His balanced and inclusive approach also bodes well for socio-economic development. A close look at Jokowi’s policy mix highlights that pro-poor policies do not need to come at the expense of economic progress. His political success rests in part in his ability to identify and negotiate win-win solutions that accommodate small and large-scale interests. During his tenure in Solo and Jakarta, Jokowi has combined measures of redistribution with efforts to improve the investment climate.
Somewhat more problematic is the question whether some of the financial and political debts, which Jokowi incurred on the gubernatorial campaign in 2012, will come to haunt him. To be sure, critics are quick to point out that these obligations are largely owed to two Indonesian party bosses: Prabowo Subianto and Megawati Sukarnoputri, the chairs of Gerindra and PDI-P respectively. Arguably, by pledging his support to Jokowi, Prabowo – a New Order general-turned-businessman eager to improve his public image – could capitalise on Jokowi’s good governance record and further obfuscate his controversial past. Similarly, Megawati’s endorsement of Jokowi, announced at a later stage of the gubernatorial race (the delay was partly because some PDI-P functionaries favoured incumbent Bowo), yielded high party approval rates and favourable publicity.
These mutual benefits put the notion of indebtedness in perspective. Against this backdrop, an overly pessimistic view characterising Jokowi as political minion in a larger game of oligarchic interests seems implausible.
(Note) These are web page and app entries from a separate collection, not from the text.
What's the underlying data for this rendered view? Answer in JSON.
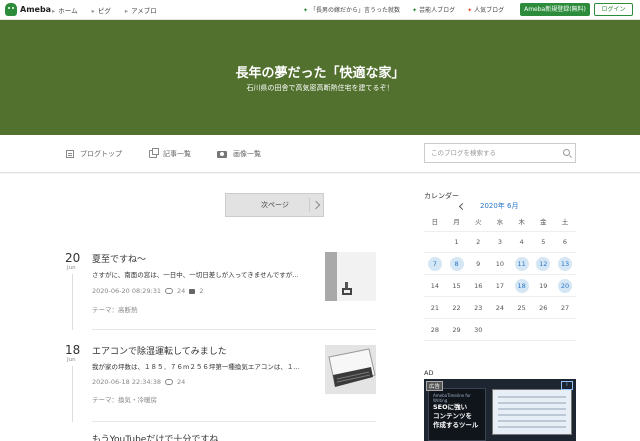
{
  "topbar": {
    "logo_text": "Ameba",
    "nav": [
      "ホーム",
      "ピグ",
      "アメブロ"
    ],
    "right_links": [
      "「長男の嫁だから」言うった就数",
      "芸能人ブログ",
      "人気ブログ"
    ],
    "signup_label": "Ameba新規登録(無料)",
    "login_label": "ログイン"
  },
  "header": {
    "title": "長年の夢だった「快適な家」",
    "description": "石川県の田舎で高気密高断熱住宅を建てるぞ！"
  },
  "blognav": {
    "items": [
      "ブログトップ",
      "記事一覧",
      "画像一覧"
    ],
    "search_placeholder": "このブログを検索する"
  },
  "pager": {
    "next_label": "次ページ"
  },
  "entries": [
    {
      "day": "20",
      "month": "Jun",
      "title": "夏至ですね〜",
      "excerpt": "さすがに、南面の窓は、一日中、一切日差しが入ってきませんですが…",
      "datetime": "2020-06-20 08:29:31",
      "likes": "24",
      "comments": "2",
      "theme": "テーマ：高断熱"
    },
    {
      "day": "18",
      "month": "Jun",
      "title": "エアコンで除湿運転してみました",
      "excerpt": "我が家の坪数は、１８５．７６m２５６坪第一種換気エアコンは、１…",
      "datetime": "2020-06-18 22:34:38",
      "likes": "24",
      "theme": "テーマ：換気・冷暖房"
    },
    {
      "title": "もうYouTubeだけで十分ですね"
    }
  ],
  "calendar": {
    "title": "カレンダー",
    "month_label": "2020年 6月",
    "weekdays": [
      "日",
      "月",
      "火",
      "水",
      "木",
      "金",
      "土"
    ],
    "weeks": [
      [
        "",
        "1",
        "2",
        "3",
        "4",
        "5",
        "6"
      ],
      [
        "7",
        "8",
        "9",
        "10",
        "11",
        "12",
        "13"
      ],
      [
        "14",
        "15",
        "16",
        "17",
        "18",
        "19",
        "20"
      ],
      [
        "21",
        "22",
        "23",
        "24",
        "25",
        "26",
        "27"
      ],
      [
        "28",
        "29",
        "30",
        "",
        "",
        "",
        ""
      ]
    ],
    "highlighted": [
      "7",
      "8",
      "11",
      "12",
      "13",
      "18",
      "20"
    ]
  },
  "ad": {
    "label": "AD",
    "tag": "広告",
    "book_subtitle": "AmebaTimeline for Writing",
    "book_title": "SEOに強い\nコンテンツを\n作成するツール"
  },
  "colors": {
    "brand_green": "#2d8c3c",
    "header_bg": "#52712f",
    "link_blue": "#2977c9"
  }
}
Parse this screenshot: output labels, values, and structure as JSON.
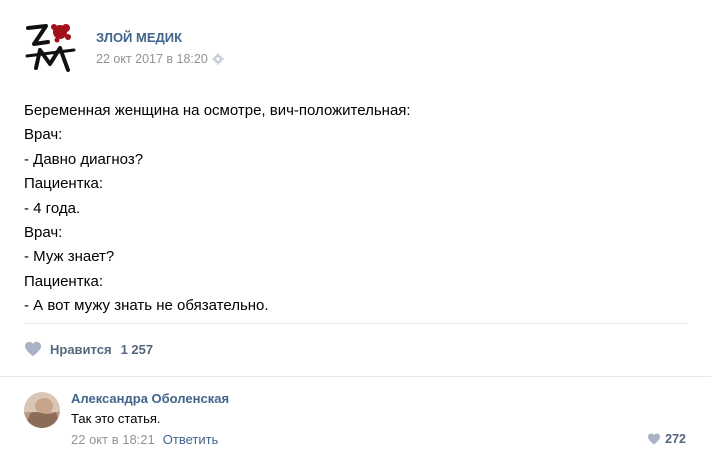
{
  "post": {
    "author": "ЗЛОЙ МЕДИК",
    "date": "22 окт 2017 в 18:20",
    "logo_text": "ЗМ",
    "lines": [
      "Беременная женщина на осмотре, вич-положительная:",
      "Врач:",
      "- Давно диагноз?",
      "Пациентка:",
      "- 4 года.",
      "Врач:",
      "- Муж знает?",
      "Пациентка:",
      "- А вот мужу знать не обязательно."
    ],
    "likes_label": "Нравится",
    "likes_count": "1 257"
  },
  "comment": {
    "author": "Александра Оболенская",
    "text": "Так это статья.",
    "date": "22 окт в 18:21",
    "reply_label": "Ответить",
    "likes_count": "272"
  },
  "icons": {
    "settings": "gear-icon",
    "like": "heart-icon",
    "comment_like": "heart-icon"
  },
  "colors": {
    "link": "#42648b",
    "muted": "#939393",
    "like_icon": "#a8b4c4",
    "logo_red": "#a3101a"
  }
}
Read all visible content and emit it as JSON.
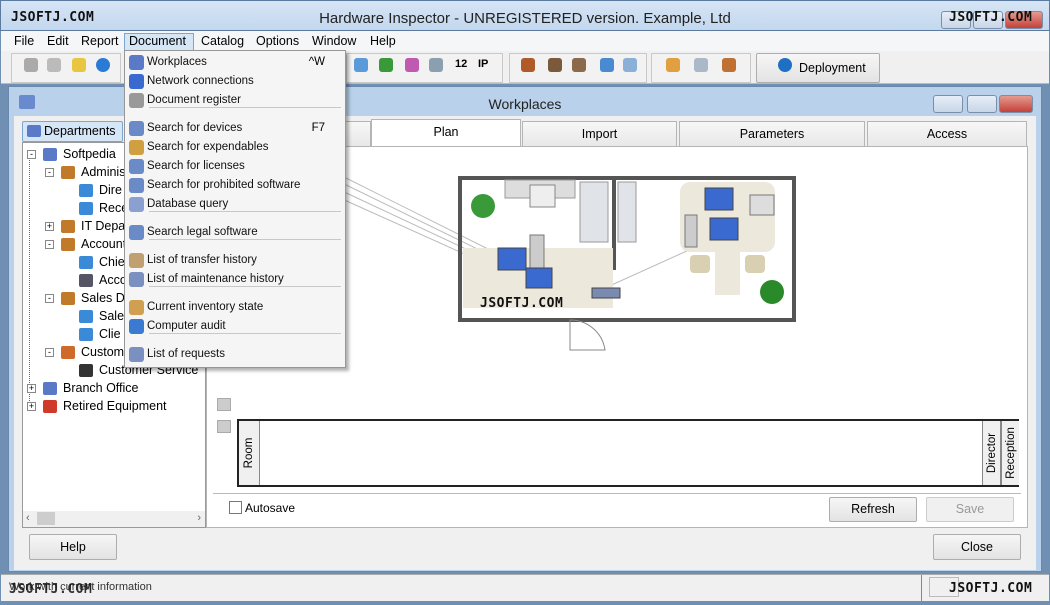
{
  "app": {
    "title": "Hardware Inspector - UNREGISTERED version. Example, Ltd",
    "watermark": "JSOFTJ.COM"
  },
  "menubar": [
    "File",
    "Edit",
    "Report",
    "Document",
    "Catalog",
    "Options",
    "Window",
    "Help"
  ],
  "toolbar": {
    "deployment_label": "Deployment",
    "icons": [
      "server-icon",
      "document-icon",
      "help-icon",
      "info-icon",
      "network-icon",
      "memory-icon",
      "chart-icon",
      "drive-icon",
      "number-icon",
      "ip-icon",
      "user-icon",
      "user-money-icon",
      "user-tools-icon",
      "computer-icon",
      "database-icon",
      "report-icon",
      "screen-icon",
      "tools-icon",
      "globe-icon"
    ],
    "number_label": "12",
    "ip_label": "IP"
  },
  "dropdown": {
    "items": [
      {
        "label": "Workplaces",
        "shortcut": "^W",
        "icon": "workplaces-icon"
      },
      {
        "label": "Network connections",
        "icon": "network-icon"
      },
      {
        "label": "Document register",
        "icon": "register-icon"
      },
      {
        "label": "Search for devices",
        "shortcut": "F7",
        "icon": "search-icon"
      },
      {
        "label": "Search for expendables",
        "icon": "search-icon"
      },
      {
        "label": "Search for licenses",
        "icon": "search-icon"
      },
      {
        "label": "Search for prohibited software",
        "icon": "search-icon"
      },
      {
        "label": "Database query",
        "icon": "magnifier-icon"
      },
      {
        "label": "Search legal software",
        "icon": "search-icon"
      },
      {
        "label": "List of transfer history",
        "icon": "transfer-icon"
      },
      {
        "label": "List of maintenance history",
        "icon": "maintenance-icon"
      },
      {
        "label": "Current inventory state",
        "icon": "inventory-icon"
      },
      {
        "label": "Computer audit",
        "icon": "audit-icon"
      },
      {
        "label": "List of requests",
        "icon": "requests-icon"
      }
    ]
  },
  "child": {
    "title": "Workplaces",
    "departments_label": "Departments",
    "tree": [
      {
        "label": "Softpedia",
        "level": 0,
        "icon": "org-icon"
      },
      {
        "label": "Adminis",
        "level": 1,
        "icon": "group-icon"
      },
      {
        "label": "Dire",
        "level": 2,
        "icon": "computer-icon"
      },
      {
        "label": "Rece",
        "level": 2,
        "icon": "computer-icon"
      },
      {
        "label": "IT Depa",
        "level": 1,
        "icon": "group-icon"
      },
      {
        "label": "Account",
        "level": 1,
        "icon": "group-icon"
      },
      {
        "label": "Chie",
        "level": 2,
        "icon": "computer-icon"
      },
      {
        "label": "Acco",
        "level": 2,
        "icon": "cash-register-icon"
      },
      {
        "label": "Sales D",
        "level": 1,
        "icon": "group-icon"
      },
      {
        "label": "Sale",
        "level": 2,
        "icon": "computer-icon"
      },
      {
        "label": "Clie",
        "level": 2,
        "icon": "computer-icon"
      },
      {
        "label": "Custom",
        "level": 1,
        "icon": "home-icon"
      },
      {
        "label": "Customer Service",
        "level": 2,
        "icon": "terminal-icon"
      },
      {
        "label": "Branch Office",
        "level": 0,
        "icon": "org-icon"
      },
      {
        "label": "Retired Equipment",
        "level": 0,
        "icon": "retired-icon"
      }
    ],
    "tabs": [
      {
        "label": "",
        "active": false
      },
      {
        "label": "Plan",
        "active": true
      },
      {
        "label": "Import",
        "active": false
      },
      {
        "label": "Parameters",
        "active": false
      },
      {
        "label": "Access",
        "active": false
      }
    ],
    "grid_columns": {
      "left": "Room",
      "right": [
        "Director",
        "Reception"
      ]
    },
    "autosave_label": "Autosave",
    "autosave_checked": false,
    "refresh_label": "Refresh",
    "save_label": "Save",
    "help_label": "Help",
    "close_label": "Close"
  },
  "status": {
    "text": "Work with current information"
  }
}
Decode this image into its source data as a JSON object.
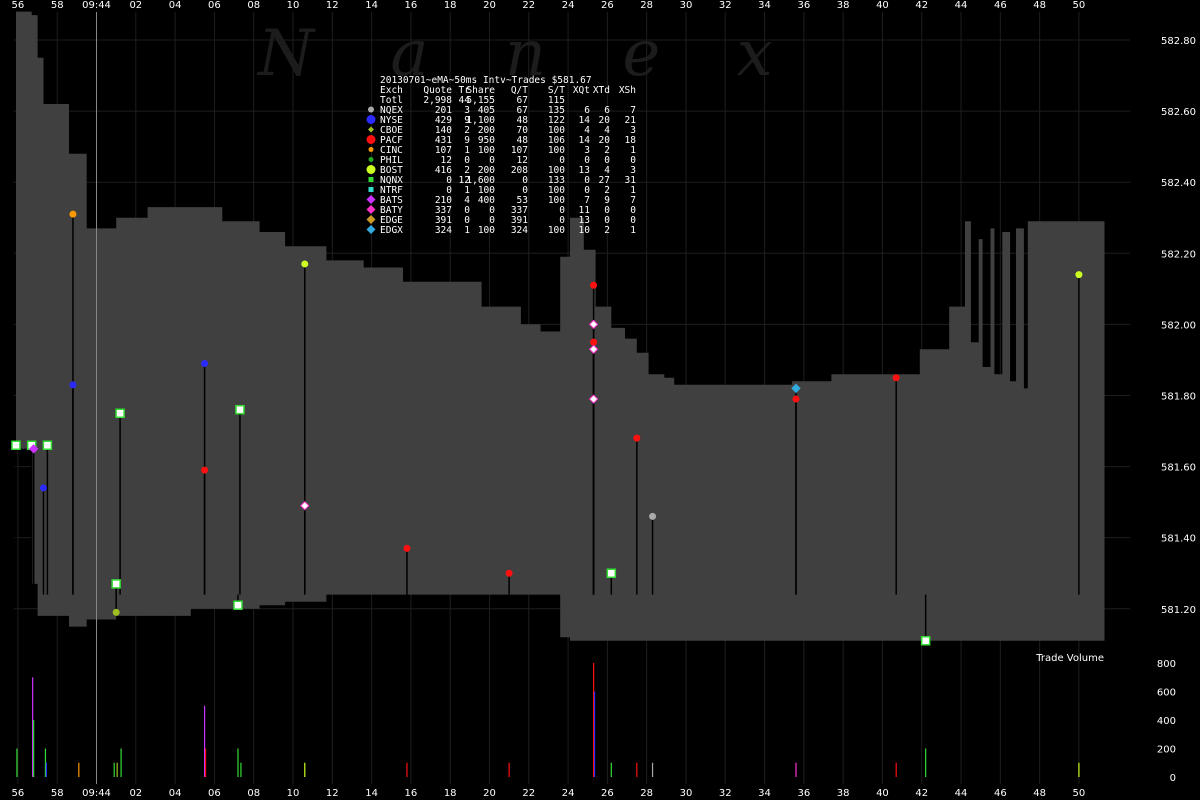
{
  "watermark": "N a n e x",
  "table": {
    "title": "20130701~eMA~50ms Intv~Trades $581.67",
    "header": [
      "Exch",
      "Quote",
      "Tr",
      "Share",
      "Q/T",
      "S/T",
      "XQt",
      "XTd",
      "XSh"
    ],
    "total": [
      "Totl",
      "2,998",
      "44",
      "5,155",
      "67",
      "115",
      "",
      "",
      ""
    ],
    "rows": [
      {
        "exch": "NQEX",
        "cells": [
          "201",
          "3",
          "405",
          "67",
          "135",
          "6",
          "6",
          "7"
        ],
        "color": "#aaaaaa",
        "shape": "circle"
      },
      {
        "exch": "NYSE",
        "cells": [
          "429",
          "9",
          "1,100",
          "48",
          "122",
          "14",
          "20",
          "21"
        ],
        "color": "#2b2bff",
        "shape": "circle-large"
      },
      {
        "exch": "CBOE",
        "cells": [
          "140",
          "2",
          "200",
          "70",
          "100",
          "4",
          "4",
          "3"
        ],
        "color": "#a0c020",
        "shape": "diamond-small"
      },
      {
        "exch": "PACF",
        "cells": [
          "431",
          "9",
          "950",
          "48",
          "106",
          "14",
          "20",
          "18"
        ],
        "color": "#ff1010",
        "shape": "circle-large"
      },
      {
        "exch": "CINC",
        "cells": [
          "107",
          "1",
          "100",
          "107",
          "100",
          "3",
          "2",
          "1"
        ],
        "color": "#ff9900",
        "shape": "circle-small"
      },
      {
        "exch": "PHIL",
        "cells": [
          "12",
          "0",
          "0",
          "12",
          "0",
          "0",
          "0",
          "0"
        ],
        "color": "#22aa22",
        "shape": "circle-small"
      },
      {
        "exch": "BOST",
        "cells": [
          "416",
          "2",
          "200",
          "208",
          "100",
          "13",
          "4",
          "3"
        ],
        "color": "#ccff22",
        "shape": "circle-large"
      },
      {
        "exch": "NQNX",
        "cells": [
          "0",
          "12",
          "1,600",
          "0",
          "133",
          "0",
          "27",
          "31"
        ],
        "color": "#33dd33",
        "shape": "square-small"
      },
      {
        "exch": "NTRF",
        "cells": [
          "0",
          "1",
          "100",
          "0",
          "100",
          "0",
          "2",
          "1"
        ],
        "color": "#33ddcc",
        "shape": "square-small"
      },
      {
        "exch": "BATS",
        "cells": [
          "210",
          "4",
          "400",
          "53",
          "100",
          "7",
          "9",
          "7"
        ],
        "color": "#cc33ff",
        "shape": "diamond"
      },
      {
        "exch": "BATY",
        "cells": [
          "337",
          "0",
          "0",
          "337",
          "0",
          "11",
          "0",
          "0"
        ],
        "color": "#ff33cc",
        "shape": "diamond"
      },
      {
        "exch": "EDGE",
        "cells": [
          "391",
          "0",
          "0",
          "391",
          "0",
          "13",
          "0",
          "0"
        ],
        "color": "#cc9922",
        "shape": "diamond"
      },
      {
        "exch": "EDGX",
        "cells": [
          "324",
          "1",
          "100",
          "324",
          "100",
          "10",
          "2",
          "1"
        ],
        "color": "#33aadd",
        "shape": "diamond"
      }
    ]
  },
  "chart_data": {
    "type": "area",
    "x_tick_labels": [
      "56",
      "58",
      "09:44",
      "02",
      "04",
      "06",
      "08",
      "10",
      "12",
      "14",
      "16",
      "18",
      "20",
      "22",
      "24",
      "26",
      "28",
      "30",
      "32",
      "34",
      "36",
      "38",
      "40",
      "42",
      "44",
      "46",
      "48",
      "50"
    ],
    "x_range_seconds": [
      55.8,
      112.6
    ],
    "price_axis": {
      "ticks": [
        "582.80",
        "582.60",
        "582.40",
        "582.20",
        "582.00",
        "581.80",
        "581.60",
        "581.40",
        "581.20"
      ],
      "ylim": [
        581.07,
        582.89
      ]
    },
    "volume_axis": {
      "label": "Trade Volume",
      "ticks": [
        "800",
        "600",
        "400",
        "200",
        "0"
      ],
      "ylim": [
        0,
        800
      ]
    },
    "time_marker_seconds": 60.0,
    "quote_band": {
      "times": [
        55.9,
        56.7,
        57.0,
        57.3,
        58.6,
        59.5,
        61.0,
        62.6,
        64.8,
        66.4,
        68.3,
        69.6,
        71.7,
        73.6,
        75.6,
        77.6,
        79.6,
        81.6,
        82.6,
        83.6,
        84.1,
        84.8,
        85.4,
        86.2,
        86.9,
        87.5,
        88.1,
        88.9,
        89.4,
        91.5,
        93.5,
        95.4,
        97.4,
        99.4,
        101.4,
        101.9,
        103.4,
        104.2,
        104.5,
        104.9,
        105.1,
        105.5,
        105.7,
        106.1,
        106.5,
        106.8,
        107.2,
        107.4,
        107.8,
        108.8,
        110.8,
        111.2
      ],
      "ask": [
        582.88,
        582.87,
        582.75,
        582.62,
        582.48,
        582.27,
        582.3,
        582.33,
        582.33,
        582.29,
        582.26,
        582.22,
        582.18,
        582.16,
        582.12,
        582.12,
        582.05,
        582.0,
        581.98,
        582.19,
        582.3,
        582.21,
        582.05,
        581.99,
        581.96,
        581.92,
        581.86,
        581.85,
        581.83,
        581.83,
        581.83,
        581.84,
        581.86,
        581.86,
        581.86,
        581.93,
        582.05,
        582.29,
        581.95,
        582.24,
        581.88,
        582.27,
        581.86,
        582.26,
        581.84,
        582.27,
        581.82,
        582.29,
        582.29,
        582.29,
        582.29,
        582.29
      ],
      "bid": [
        581.65,
        581.27,
        581.18,
        581.18,
        581.15,
        581.17,
        581.18,
        581.18,
        581.2,
        581.2,
        581.21,
        581.22,
        581.24,
        581.24,
        581.24,
        581.24,
        581.24,
        581.24,
        581.24,
        581.12,
        581.11,
        581.11,
        581.11,
        581.11,
        581.11,
        581.11,
        581.11,
        581.11,
        581.11,
        581.11,
        581.11,
        581.11,
        581.11,
        581.11,
        581.11,
        581.11,
        581.11,
        581.11,
        581.11,
        581.11,
        581.11,
        581.11,
        581.11,
        581.11,
        581.11,
        581.11,
        581.11,
        581.11,
        581.11,
        581.11,
        581.11,
        581.11
      ]
    },
    "trades": [
      {
        "t": 55.9,
        "price": 581.66,
        "exch": "NQNX"
      },
      {
        "t": 56.7,
        "price": 581.66,
        "exch": "NQNX"
      },
      {
        "t": 56.8,
        "price": 581.65,
        "exch": "BATS"
      },
      {
        "t": 57.3,
        "price": 581.54,
        "exch": "NYSE"
      },
      {
        "t": 57.5,
        "price": 581.66,
        "exch": "NQNX"
      },
      {
        "t": 58.8,
        "price": 582.31,
        "exch": "CINC"
      },
      {
        "t": 58.8,
        "price": 581.83,
        "exch": "NYSE"
      },
      {
        "t": 61.0,
        "price": 581.27,
        "exch": "NQNX"
      },
      {
        "t": 61.0,
        "price": 581.19,
        "exch": "CBOE"
      },
      {
        "t": 61.2,
        "price": 581.75,
        "exch": "NQNX"
      },
      {
        "t": 65.5,
        "price": 581.89,
        "exch": "NYSE"
      },
      {
        "t": 65.5,
        "price": 581.59,
        "exch": "PACF"
      },
      {
        "t": 67.2,
        "price": 581.21,
        "exch": "NQNX"
      },
      {
        "t": 67.3,
        "price": 581.76,
        "exch": "NQNX"
      },
      {
        "t": 70.6,
        "price": 582.17,
        "exch": "BOST"
      },
      {
        "t": 70.6,
        "price": 581.49,
        "exch": "BATY"
      },
      {
        "t": 75.8,
        "price": 581.37,
        "exch": "PACF"
      },
      {
        "t": 81.0,
        "price": 581.3,
        "exch": "PACF"
      },
      {
        "t": 85.3,
        "price": 582.11,
        "exch": "PACF"
      },
      {
        "t": 85.3,
        "price": 581.95,
        "exch": "PACF"
      },
      {
        "t": 85.3,
        "price": 582.0,
        "exch": "BATY"
      },
      {
        "t": 85.3,
        "price": 581.93,
        "exch": "BATY"
      },
      {
        "t": 85.3,
        "price": 581.79,
        "exch": "BATY"
      },
      {
        "t": 86.2,
        "price": 581.3,
        "exch": "NQNX"
      },
      {
        "t": 87.5,
        "price": 581.68,
        "exch": "PACF"
      },
      {
        "t": 88.3,
        "price": 581.46,
        "exch": "NQEX"
      },
      {
        "t": 95.6,
        "price": 581.82,
        "exch": "EDGX"
      },
      {
        "t": 95.6,
        "price": 581.79,
        "exch": "PACF"
      },
      {
        "t": 100.7,
        "price": 581.85,
        "exch": "PACF"
      },
      {
        "t": 102.2,
        "price": 581.11,
        "exch": "NQNX"
      },
      {
        "t": 110.0,
        "price": 582.14,
        "exch": "BOST"
      }
    ],
    "volume_bars": [
      {
        "t": 55.95,
        "v": 200,
        "exch": "NQNX"
      },
      {
        "t": 56.75,
        "v": 700,
        "exch": "BATS"
      },
      {
        "t": 56.8,
        "v": 400,
        "exch": "NQNX"
      },
      {
        "t": 57.4,
        "v": 200,
        "exch": "NQNX"
      },
      {
        "t": 57.45,
        "v": 100,
        "exch": "NYSE"
      },
      {
        "t": 59.1,
        "v": 100,
        "exch": "CINC"
      },
      {
        "t": 60.9,
        "v": 100,
        "exch": "NQNX"
      },
      {
        "t": 61.05,
        "v": 100,
        "exch": "CBOE"
      },
      {
        "t": 61.25,
        "v": 200,
        "exch": "NQNX"
      },
      {
        "t": 65.5,
        "v": 500,
        "exch": "BATS"
      },
      {
        "t": 65.55,
        "v": 200,
        "exch": "PACF"
      },
      {
        "t": 67.2,
        "v": 200,
        "exch": "NQNX"
      },
      {
        "t": 67.35,
        "v": 100,
        "exch": "NQNX"
      },
      {
        "t": 70.6,
        "v": 100,
        "exch": "BOST"
      },
      {
        "t": 75.8,
        "v": 100,
        "exch": "PACF"
      },
      {
        "t": 81.0,
        "v": 100,
        "exch": "PACF"
      },
      {
        "t": 85.3,
        "v": 800,
        "exch": "PACF"
      },
      {
        "t": 85.35,
        "v": 600,
        "exch": "NYSE"
      },
      {
        "t": 86.2,
        "v": 100,
        "exch": "NQNX"
      },
      {
        "t": 87.5,
        "v": 100,
        "exch": "PACF"
      },
      {
        "t": 88.3,
        "v": 100,
        "exch": "NQEX"
      },
      {
        "t": 95.6,
        "v": 100,
        "exch": "BATY"
      },
      {
        "t": 100.7,
        "v": 100,
        "exch": "PACF"
      },
      {
        "t": 102.2,
        "v": 200,
        "exch": "NQNX"
      },
      {
        "t": 110.0,
        "v": 100,
        "exch": "BOST"
      }
    ]
  }
}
For one thing, Jokowi’s support network involves many pribumi and Chinese Indonesian businesses outside Jakarta, who have come to trust and value his leadership as a mayor in Solo. For another, there is little reason to believe that his supporters constitute a homogenous group whose collective interests threaten to distort future executive decisions. It is much more plausible to think of the people backing him as constituting a distinctly pluralist amalgam of interests comprising multiple ethnicities, economic sectors, and localities. While such a support base may not shield his presidency from political influence, it will certainly help to ensure that it is not captured by any narrow group.
Believe the hype
All in all, is the hype that surrounds Jokowi’s candidacy justified? I believe it is. Thus far, Jokowi’s image as a non-establishment reformer and even-handed problem solver is consistent with and supported by his political actions in Solo and Jakarta. The humble upbringing outside the capital gives him roots deep in the midst of society; whereas his business background provides a critical lens on government inefficiency and misconduct. It is this balanced non-state perspective, combined with a proven track record of reform, that explains and justifies Jokowi’s appeal in recent polls. Undoubtedly, this maverick mix resonates well with the Indonesian electorate, but it also evokes resistance among status quo elites. Jokowi’s ability to steer though turbulent political waters, without losing his reformist edge and even-handedness, will prove to be the enduring challenge of the future.
Christian von Lübke (email@example.com) is a Senior Research Fellow at the Department for Political Science, Freiburg University.